The second half of Mythic Origins is taken up by new path abilities for each of the six mythic paths. There aren’t really any abilities here that stood out to me—in either a good or bad way. I can see uses for pretty much all of them, and there’s a large variety, covering all the various character classes from the simple fighter to the gunslinger and cavalier. However, as I’ve said, the abilities are rather generic and could easily be used with any campaign setting. There is a sidebar for each mythic path that discusses how that path fits into Golarion, but these sidebars are brief and can’t go into much detail. As a result, much like the goldings, they make mythic characters seem quite common.
There is one section of Mythic Origins that I really like, however: the centre two pages on “Mortal Heralds”. Gods of Golarion have heralds, powerful beings who serve the deities directly and are embodiments of their beliefs and will.
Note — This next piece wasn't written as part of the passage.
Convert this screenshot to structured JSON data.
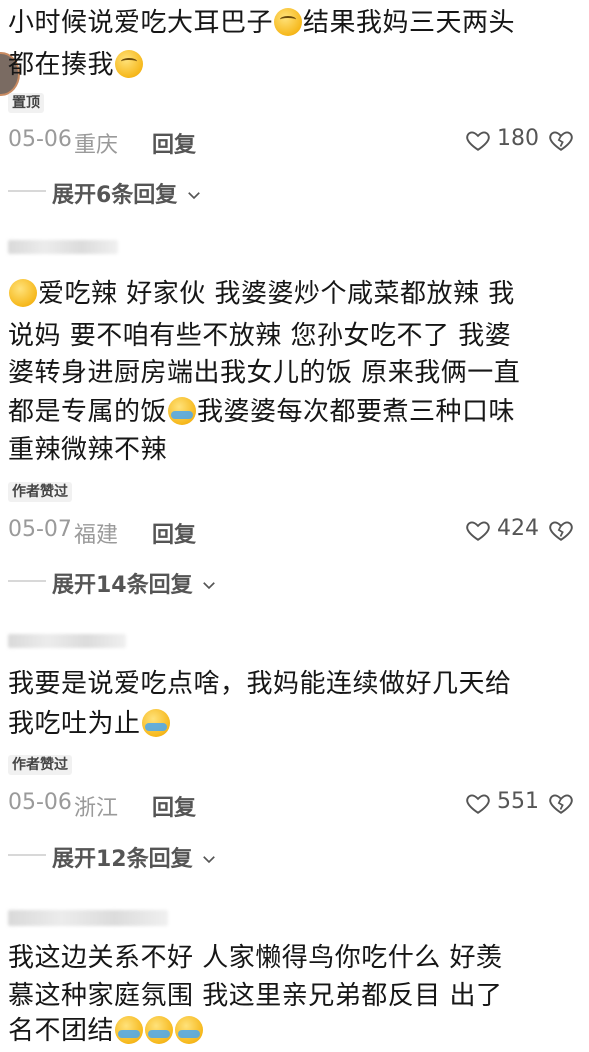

Pathfinder Adventure Path volumes containing a write-up of a specific god generally include the stats for the herald of the deity in that volume’s Bestiary. Mortal heralds are similar to these extraplanar beings, essentially the pinnacle that a mortal servant of a god can reach. They are the mouthpieces of the gods, doing their will in the world. Mechanically, this works as a universal path ability called Mortal Herald that characters can select. However, a character must prove his or her worth to a god by completing a “heraldic trial”, and then be contacted by that god before selecting this ability. The section includes suggested heraldic trials for each of the twenty core gods. Unfortunately, due to the small amount of space available, the trials are quite vague, but they do provide a starting point for GMs to work from. Additionally, heralds are a very Golarion-specific concept, and mortal heralds help build upon that idea and add a lot of flavour to the world. Although there is far less space devoted to them, mortal heralds work a lot better than godlings do in terms of their integration into the setting.
Overall, Mythic Origins is a book that I’m sure people will be able to find interesting and useful abilities for their mythic characters in. There are certainly a wide range of new options available. However, the book adds very little to Golarion itself. Apart from mortal heralds, it does a poor job of integrating its options into the setting and actually succeeds in making characters that ought to be rare and special seem commonplace and ordinary. As I said in my review of Mythic Adventures, when everything is mythic, nothing is mythic. Mythic Origins proves this point pretty well.